● Records provided:
↓

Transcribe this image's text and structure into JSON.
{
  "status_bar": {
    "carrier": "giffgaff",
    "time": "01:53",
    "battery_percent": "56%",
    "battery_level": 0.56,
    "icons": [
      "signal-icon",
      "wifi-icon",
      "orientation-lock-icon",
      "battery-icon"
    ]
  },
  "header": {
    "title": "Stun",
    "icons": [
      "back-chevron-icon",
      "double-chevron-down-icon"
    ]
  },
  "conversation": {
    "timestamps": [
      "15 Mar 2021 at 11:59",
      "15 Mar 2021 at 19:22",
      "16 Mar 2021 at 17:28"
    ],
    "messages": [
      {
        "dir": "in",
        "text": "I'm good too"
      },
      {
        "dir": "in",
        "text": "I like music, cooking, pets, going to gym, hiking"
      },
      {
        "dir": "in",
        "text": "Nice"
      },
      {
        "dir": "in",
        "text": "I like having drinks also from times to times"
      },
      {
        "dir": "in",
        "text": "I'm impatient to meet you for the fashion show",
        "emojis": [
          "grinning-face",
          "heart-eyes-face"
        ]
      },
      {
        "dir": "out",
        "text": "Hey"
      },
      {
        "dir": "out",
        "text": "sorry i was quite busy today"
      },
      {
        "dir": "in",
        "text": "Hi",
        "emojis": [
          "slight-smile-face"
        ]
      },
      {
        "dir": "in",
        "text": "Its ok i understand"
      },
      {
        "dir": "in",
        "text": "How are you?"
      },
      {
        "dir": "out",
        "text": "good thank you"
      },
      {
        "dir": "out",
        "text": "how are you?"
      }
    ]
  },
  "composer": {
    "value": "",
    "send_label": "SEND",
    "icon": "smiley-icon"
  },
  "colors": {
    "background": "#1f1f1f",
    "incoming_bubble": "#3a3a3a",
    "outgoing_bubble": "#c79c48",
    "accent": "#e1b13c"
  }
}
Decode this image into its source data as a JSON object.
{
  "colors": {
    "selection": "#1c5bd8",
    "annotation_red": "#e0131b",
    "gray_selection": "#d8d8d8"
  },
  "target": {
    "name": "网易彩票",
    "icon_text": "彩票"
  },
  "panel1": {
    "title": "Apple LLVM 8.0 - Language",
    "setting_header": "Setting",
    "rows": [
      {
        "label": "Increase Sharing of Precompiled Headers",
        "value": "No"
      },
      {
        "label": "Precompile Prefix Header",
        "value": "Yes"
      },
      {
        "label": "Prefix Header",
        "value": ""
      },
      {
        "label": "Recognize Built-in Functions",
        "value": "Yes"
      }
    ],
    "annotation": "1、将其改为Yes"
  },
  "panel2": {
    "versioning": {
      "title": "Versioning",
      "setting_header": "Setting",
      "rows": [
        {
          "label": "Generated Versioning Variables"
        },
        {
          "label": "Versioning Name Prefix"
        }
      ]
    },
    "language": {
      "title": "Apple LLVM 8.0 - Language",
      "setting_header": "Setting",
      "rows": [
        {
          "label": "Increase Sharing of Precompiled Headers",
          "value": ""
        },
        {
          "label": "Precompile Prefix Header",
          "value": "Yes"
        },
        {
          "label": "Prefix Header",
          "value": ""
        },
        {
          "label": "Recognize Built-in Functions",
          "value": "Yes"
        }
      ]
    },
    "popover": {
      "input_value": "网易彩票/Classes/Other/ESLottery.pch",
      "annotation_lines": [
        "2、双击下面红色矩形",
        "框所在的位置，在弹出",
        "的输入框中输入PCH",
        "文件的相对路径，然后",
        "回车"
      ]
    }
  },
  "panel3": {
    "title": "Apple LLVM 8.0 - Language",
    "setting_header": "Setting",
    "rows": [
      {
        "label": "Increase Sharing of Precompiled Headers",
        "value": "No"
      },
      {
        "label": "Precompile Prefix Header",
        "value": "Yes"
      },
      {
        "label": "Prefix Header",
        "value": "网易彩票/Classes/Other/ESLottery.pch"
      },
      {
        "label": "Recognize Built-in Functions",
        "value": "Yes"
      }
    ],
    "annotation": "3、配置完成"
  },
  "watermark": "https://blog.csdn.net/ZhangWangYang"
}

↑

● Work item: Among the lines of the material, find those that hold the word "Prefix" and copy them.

● Expected output:
        "label": "Precompile Prefix Header",
        "label": "Prefix Header",
          "label": "Versioning Name Prefix"
          "label": "Precompile Prefix Header",
          "label": "Prefix Header",
        "label": "Precompile Prefix Header",
        "label": "Prefix Header",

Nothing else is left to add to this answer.